- [EXERCISE OBJECTIVE]: Your response is a verbatim copy of the listing, stripped of its images.

-----

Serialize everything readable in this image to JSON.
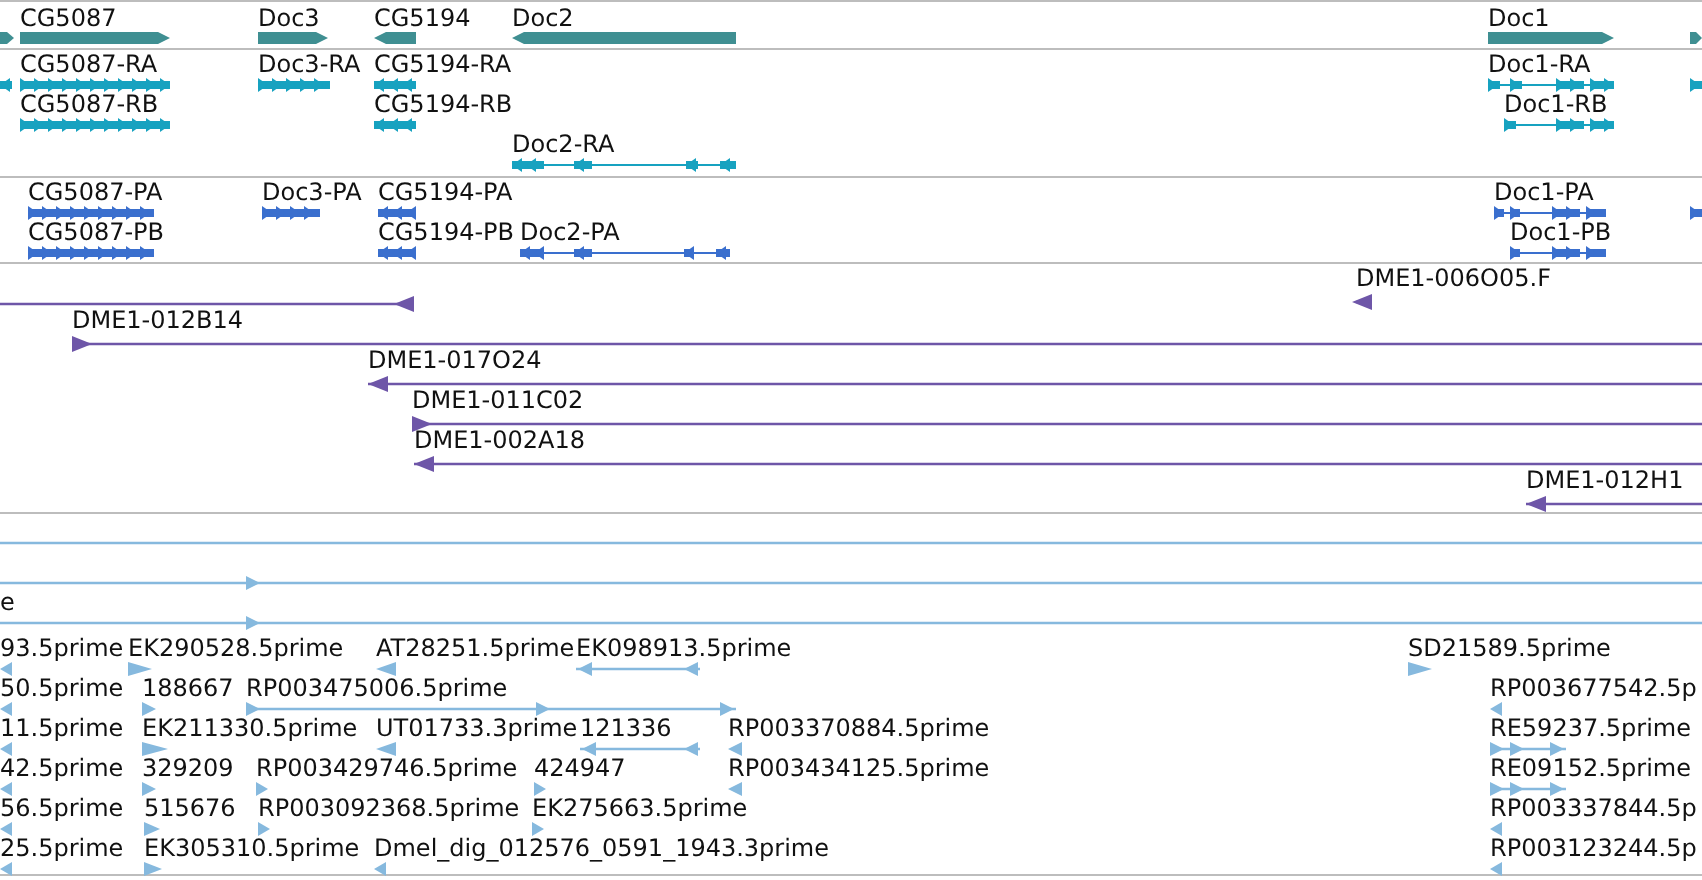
{
  "tracks": [
    {
      "kind": "gene",
      "color": "#3f8f92",
      "features": [
        {
          "reverse": false
        },
        {
          "label": "CG5087",
          "reverse": false
        },
        {
          "label": "Doc3",
          "reverse": false
        },
        {
          "label": "CG5194",
          "reverse": true
        },
        {
          "label": "Doc2",
          "reverse": true
        },
        {
          "label": "Doc1",
          "reverse": false
        },
        {
          "reverse": false
        }
      ]
    },
    {
      "kind": "transcript",
      "color": "#17a2c0",
      "features": [
        {
          "reverse": true
        },
        {
          "label": "CG5087-RA",
          "reverse": false
        },
        {
          "label": "Doc3-RA",
          "reverse": false
        },
        {
          "label": "CG5194-RA",
          "reverse": true
        },
        {
          "label": "Doc1-RA",
          "reverse": false
        },
        {
          "reverse": false
        },
        {
          "label": "CG5087-RB",
          "reverse": false
        },
        {
          "label": "CG5194-RB",
          "reverse": true
        },
        {
          "label": "Doc1-RB",
          "reverse": false
        },
        {
          "label": "Doc2-RA",
          "reverse": true
        }
      ]
    },
    {
      "kind": "protein",
      "color": "#3a6fce",
      "features": [
        {
          "label": "CG5087-PA",
          "reverse": false
        },
        {
          "label": "Doc3-PA",
          "reverse": false
        },
        {
          "label": "CG5194-PA",
          "reverse": true
        },
        {
          "label": "Doc1-PA",
          "reverse": false
        },
        {
          "reverse": false
        },
        {
          "label": "CG5087-PB",
          "reverse": false
        },
        {
          "label": "CG5194-PB",
          "reverse": true
        },
        {
          "label": "Doc2-PA",
          "reverse": true
        },
        {
          "label": "Doc1-PB",
          "reverse": false
        }
      ]
    },
    {
      "kind": "clone",
      "color": "#6e56a8",
      "features": [
        {
          "reverse": true
        },
        {
          "label": "DME1-006O05.F",
          "reverse": true
        },
        {
          "label": "DME1-012B14",
          "reverse": false
        },
        {
          "label": "DME1-017O24",
          "reverse": true
        },
        {
          "label": "DME1-011C02",
          "reverse": false
        },
        {
          "label": "DME1-002A18",
          "reverse": true
        },
        {
          "label": "DME1-012H1",
          "reverse": true
        }
      ]
    },
    {
      "kind": "est",
      "color": "#86b9de",
      "features": [
        {
          "reverse": false
        },
        {
          "label": "e",
          "reverse": false
        },
        {
          "label": "93.5prime",
          "reverse": true
        },
        {
          "label": "EK290528.5prime",
          "reverse": false
        },
        {
          "label": "AT28251.5prime",
          "reverse": true
        },
        {
          "label": "EK098913.5prime",
          "reverse": true
        },
        {
          "label": "SD21589.5prime",
          "reverse": false
        },
        {
          "label": "50.5prime",
          "reverse": true
        },
        {
          "label": "188667",
          "reverse": false
        },
        {
          "label": "RP003475006.5prime",
          "reverse": false
        },
        {
          "label": "RP003677542.5p",
          "reverse": true
        },
        {
          "label": "11.5prime",
          "reverse": true
        },
        {
          "label": "EK211330.5prime",
          "reverse": false
        },
        {
          "label": "UT01733.3prime",
          "reverse": true
        },
        {
          "label": "121336",
          "reverse": true
        },
        {
          "label": "RP003370884.5prime",
          "reverse": true
        },
        {
          "label": "RE59237.5prime",
          "reverse": false
        },
        {
          "label": "42.5prime",
          "reverse": true
        },
        {
          "label": "329209",
          "reverse": false
        },
        {
          "label": "RP003429746.5prime",
          "reverse": false
        },
        {
          "label": "424947",
          "reverse": false
        },
        {
          "label": "RP003434125.5prime",
          "reverse": true
        },
        {
          "label": "RE09152.5prime",
          "reverse": false
        },
        {
          "label": "56.5prime",
          "reverse": true
        },
        {
          "label": "515676",
          "reverse": false
        },
        {
          "label": "RP003092368.5prime",
          "reverse": false
        },
        {
          "label": "EK275663.5prime",
          "reverse": false
        },
        {
          "label": "RP003337844.5p",
          "reverse": true
        },
        {
          "label": "25.5prime",
          "reverse": true
        },
        {
          "label": "EK305310.5prime",
          "reverse": false
        },
        {
          "label": "Dmel_dig_012576_0591_1943.3prime",
          "reverse": true
        },
        {
          "label": "RP003123244.5p",
          "reverse": true
        }
      ]
    }
  ]
}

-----

- [EXERCISE RESULT]:
Serialize everything readable in this image to JSON.
{
  "tracks": [
    {
      "kind": "gene",
      "color": "#3f8f92",
      "features": [
        {
          "reverse": false
        },
        {
          "label": "CG5087",
          "reverse": false
        },
        {
          "label": "Doc3",
          "reverse": false
        },
        {
          "label": "CG5194",
          "reverse": true
        },
        {
          "label": "Doc2",
          "reverse": true
        },
        {
          "label": "Doc1",
          "reverse": false
        },
        {
          "reverse": false
        }
      ]
    },
    {
      "kind": "transcript",
      "color": "#17a2c0",
      "features": [
        {
          "reverse": true
        },
        {
          "label": "CG5087-RA",
          "reverse": false
        },
        {
          "label": "Doc3-RA",
          "reverse": false
        },
        {
          "label": "CG5194-RA",
          "reverse": true
        },
        {
          "label": "Doc1-RA",
          "reverse": false
        },
        {
          "reverse": false
        },
        {
          "label": "CG5087-RB",
          "reverse": false
        },
        {
          "label": "CG5194-RB",
          "reverse": true
        },
        {
          "label": "Doc1-RB",
          "reverse": false
        },
        {
          "label": "Doc2-RA",
          "reverse": true
        }
      ]
    },
    {
      "kind": "protein",
      "color": "#3a6fce",
      "features": [
        {
          "label": "CG5087-PA",
          "reverse": false
        },
        {
          "label": "Doc3-PA",
          "reverse": false
        },
        {
          "label": "CG5194-PA",
          "reverse": true
        },
        {
          "label": "Doc1-PA",
          "reverse": false
        },
        {
          "reverse": false
        },
        {
          "label": "CG5087-PB",
          "reverse": false
        },
        {
          "label": "CG5194-PB",
          "reverse": true
        },
        {
          "label": "Doc2-PA",
          "reverse": true
        },
        {
          "label": "Doc1-PB",
          "reverse": false
        }
      ]
    },
    {
      "kind": "clone",
      "color": "#6e56a8",
      "features": [
        {
          "reverse": true
        },
        {
          "label": "DME1-006O05.F",
          "reverse": true
        },
        {
          "label": "DME1-012B14",
          "reverse": false
        },
        {
          "label": "DME1-017O24",
          "reverse": true
        },
        {
          "label": "DME1-011C02",
          "reverse": false
        },
        {
          "label": "DME1-002A18",
          "reverse": true
        },
        {
          "label": "DME1-012H1",
          "reverse": true
        }
      ]
    },
    {
      "kind": "est",
      "color": "#86b9de",
      "features": [
        {
          "reverse": false
        },
        {
          "label": "e",
          "reverse": false
        },
        {
          "label": "93.5prime",
          "reverse": true
        },
        {
          "label": "EK290528.5prime",
          "reverse": false
        },
        {
          "label": "AT28251.5prime",
          "reverse": true
        },
        {
          "label": "EK098913.5prime",
          "reverse": true
        },
        {
          "label": "SD21589.5prime",
          "reverse": false
        },
        {
          "label": "50.5prime",
          "reverse": true
        },
        {
          "label": "188667",
          "reverse": false
        },
        {
          "label": "RP003475006.5prime",
          "reverse": false
        },
        {
          "label": "RP003677542.5p",
          "reverse": true
        },
        {
          "label": "11.5prime",
          "reverse": true
        },
        {
          "label": "EK211330.5prime",
          "reverse": false
        },
        {
          "label": "UT01733.3prime",
          "reverse": true
        },
        {
          "label": "121336",
          "reverse": true
        },
        {
          "label": "RP003370884.5prime",
          "reverse": true
        },
        {
          "label": "RE59237.5prime",
          "reverse": false
        },
        {
          "label": "42.5prime",
          "reverse": true
        },
        {
          "label": "329209",
          "reverse": false
        },
        {
          "label": "RP003429746.5prime",
          "reverse": false
        },
        {
          "label": "424947",
          "reverse": false
        },
        {
          "label": "RP003434125.5prime",
          "reverse": true
        },
        {
          "label": "RE09152.5prime",
          "reverse": false
        },
        {
          "label": "56.5prime",
          "reverse": true
        },
        {
          "label": "515676",
          "reverse": false
        },
        {
          "label": "RP003092368.5prime",
          "reverse": false
        },
        {
          "label": "EK275663.5prime",
          "reverse": false
        },
        {
          "label": "RP003337844.5p",
          "reverse": true
        },
        {
          "label": "25.5prime",
          "reverse": true
        },
        {
          "label": "EK305310.5prime",
          "reverse": false
        },
        {
          "label": "Dmel_dig_012576_0591_1943.3prime",
          "reverse": true
        },
        {
          "label": "RP003123244.5p",
          "reverse": true
        }
      ]
    }
  ]
}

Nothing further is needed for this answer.